Like it or lump it, football is back
TONIGHT, suddenly, football is upon us again. It seems almost indecently soon. Last season finished in October, and this is only February. It is just 139 days since the last grand final, and already it is fusty history. What matters now is that it is only 227 to the next.
There is still so much to be sorted out and bedded down. Of course, this is the standard business of the pre-season competition. It is like the preview performance of an opera, the real thing, but not. It is a phoney war, culminating in a faux grand final that no one tries especially hard to reach or win. Or at least affects not to try.
Thought of another way, the pre-season competition is an advance screening, for critics. It is just that, with football, everyone is a critic.
This year, there is more to come to grips with than usual in this half-dawn: a new team, five brand new coaches and two old ones at new clubs, yet more new rules, and new ways of watching football: any or all of free-to-air television, pay television, iPad and iPhone, not to mention those poachers from Optus' TV Now, and the AFL tries not to. There is also that quaint and hardy though still fashionable way of watching: by going to a ground.
From today, football will be like loud-mouth on her mobile phone on the train, inescapable. Everyone will be drawn in, wittingly or not. For the first time, every game will be live on pay television, and the pre-season competition - other than the finale - will be available only on pay. Flaunting what it has got, Foxtel tonight relaunches Fox Footy, 24 hours a day, seven days a week. From tonight, Eddie will be even more everywhere-er.
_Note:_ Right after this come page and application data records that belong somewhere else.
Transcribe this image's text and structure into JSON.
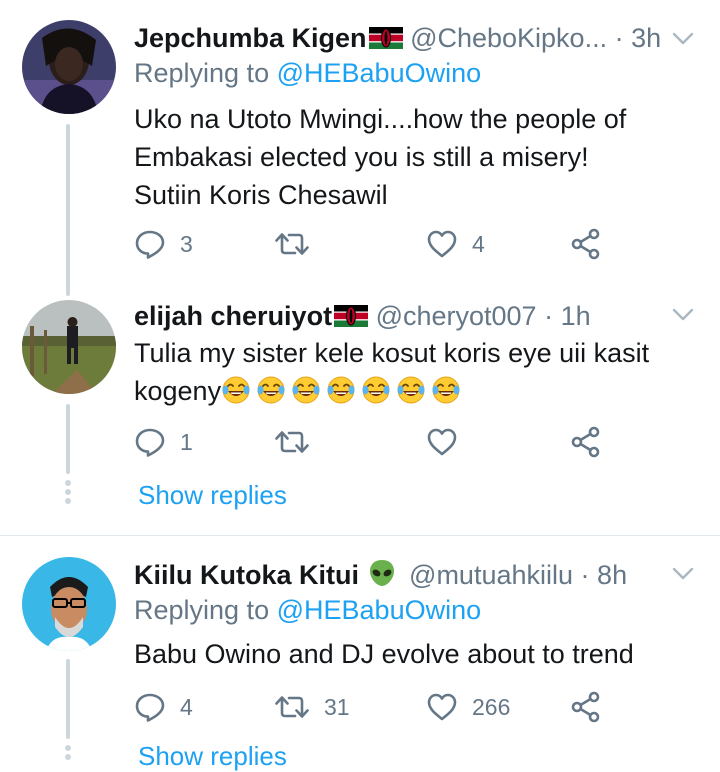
{
  "tweets": [
    {
      "name": "Jepchumba Kigen",
      "handle": "@CheboKipko...",
      "time": "3h",
      "replying_prefix": "Replying to",
      "replying_to": "@HEBabuOwino",
      "lines": [
        "Uko na Utoto Mwingi....how the people of",
        "Embakasi elected you is still a misery!",
        "Sutiin Koris Chesawil"
      ],
      "replies": "3",
      "retweets": "",
      "likes": "4"
    },
    {
      "name": "elijah cheruiyot",
      "handle": "@cheryot007",
      "time": "1h",
      "lines": [
        "Tulia my sister kele kosut koris eye uii kasit",
        "kogeny"
      ],
      "replies": "1",
      "retweets": "",
      "likes": "",
      "show_replies": "Show replies"
    },
    {
      "name": "Kiilu Kutoka Kitui",
      "handle": "@mutuahkiilu",
      "time": "8h",
      "replying_prefix": "Replying to",
      "replying_to": "@HEBabuOwino",
      "lines": [
        "Babu Owino and DJ evolve about to trend"
      ],
      "replies": "4",
      "retweets": "31",
      "likes": "266",
      "show_replies": "Show replies"
    }
  ],
  "sep": "·",
  "icons": {
    "reply": "reply-icon",
    "retweet": "retweet-icon",
    "like": "heart-icon",
    "share": "share-icon",
    "more": "chevron-down-icon",
    "flag": "kenya-flag-icon",
    "alien": "alien-emoji",
    "laugh": "tears-of-joy-emoji"
  },
  "colors": {
    "link": "#1da1f2",
    "secondary": "#657786",
    "thread_line": "#ccd6dd"
  }
}
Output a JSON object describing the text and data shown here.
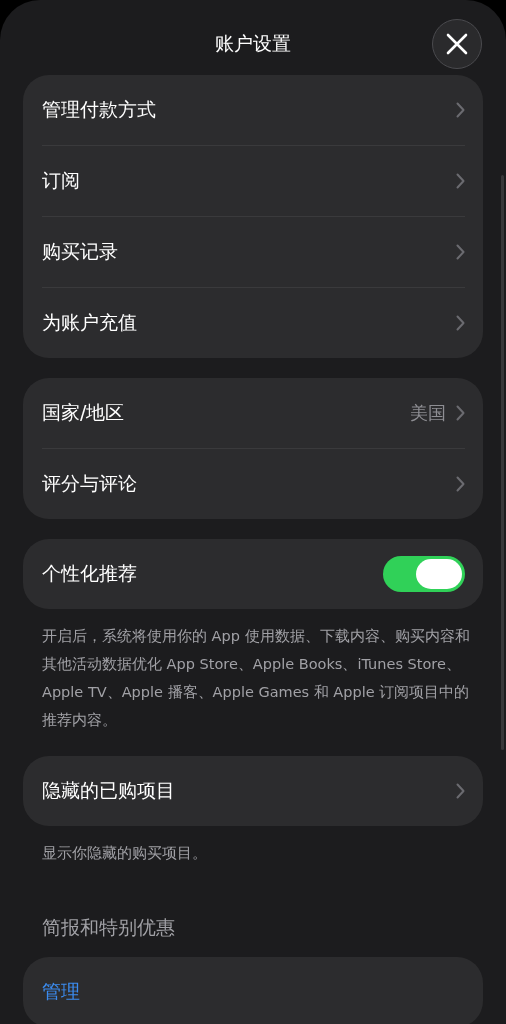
{
  "header": {
    "title": "账户设置"
  },
  "sections": [
    {
      "kind": "list",
      "rows": [
        {
          "label": "管理付款方式"
        },
        {
          "label": "订阅"
        },
        {
          "label": "购买记录"
        },
        {
          "label": "为账户充值"
        }
      ]
    },
    {
      "kind": "list",
      "rows": [
        {
          "label": "国家/地区",
          "value": "美国"
        },
        {
          "label": "评分与评论"
        }
      ]
    },
    {
      "kind": "toggle",
      "label": "个性化推荐",
      "on": true,
      "footer": "开启后，系统将使用你的 App 使用数据、下载内容、购买内容和其他活动数据优化 App Store、Apple Books、iTunes Store、Apple TV、Apple 播客、Apple Games 和 Apple 订阅项目中的推荐内容。"
    },
    {
      "kind": "list",
      "rows": [
        {
          "label": "隐藏的已购项目"
        }
      ],
      "footer": "显示你隐藏的购买项目。"
    },
    {
      "kind": "heading",
      "label": "简报和特别优惠"
    },
    {
      "kind": "link",
      "label": "管理"
    }
  ]
}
Despite all these manoeuvrings, football somehow has sneaked up from outside our sporting consciousness this year. The tennis just finished. Cricket still is far from done, and so is Black Caviar. In a world collapsed by technology to the size of a TV screen, others are preoccupied with European soccer teams, or with Jeremy Lin, the fairytale basketballer now on the tip of all tongues in the US. As much as football has an off-season, we were in it. Then football's minutiae began to appear, welcomed by some, an intrusion to others: here a hamstring, there a re-signing, everywhere a grandiose announcement of nothing much.
For a code derided by its rivals for having no rules, the AFL loves to make and tinker with them. This pre-season, ruckmen will be forbidden to touch each other until the ball leaves the umpire's hands, and a free kick will be paid against the last team to dispose of the ball - as distinct from touch it - when it goes out of bounds. Like last pre-season, video umpiring will be available. Of these experiments, only video umpiring is likely to be seen in the season proper.
The pre-season cup is football's soft start, but it is a start. For some fans, it will feel like jet lag. For others, and for the players especially, it could not have come too soon. Tonight, Hawthorn, North Melbourne and Richmond kick off at Etihad Stadium in a kind of buy-two-get-one-free arrangement. Tomorrow, it will be Collingwood, the Bulldogs and Greater Western Sydney in Sydney. On Sunday, Essendon goes to take on the two WA clubs in Perth.
The loosening of the gloves will have begun. Think of it this way: this morning, for the last time this year, everyone is unbeaten.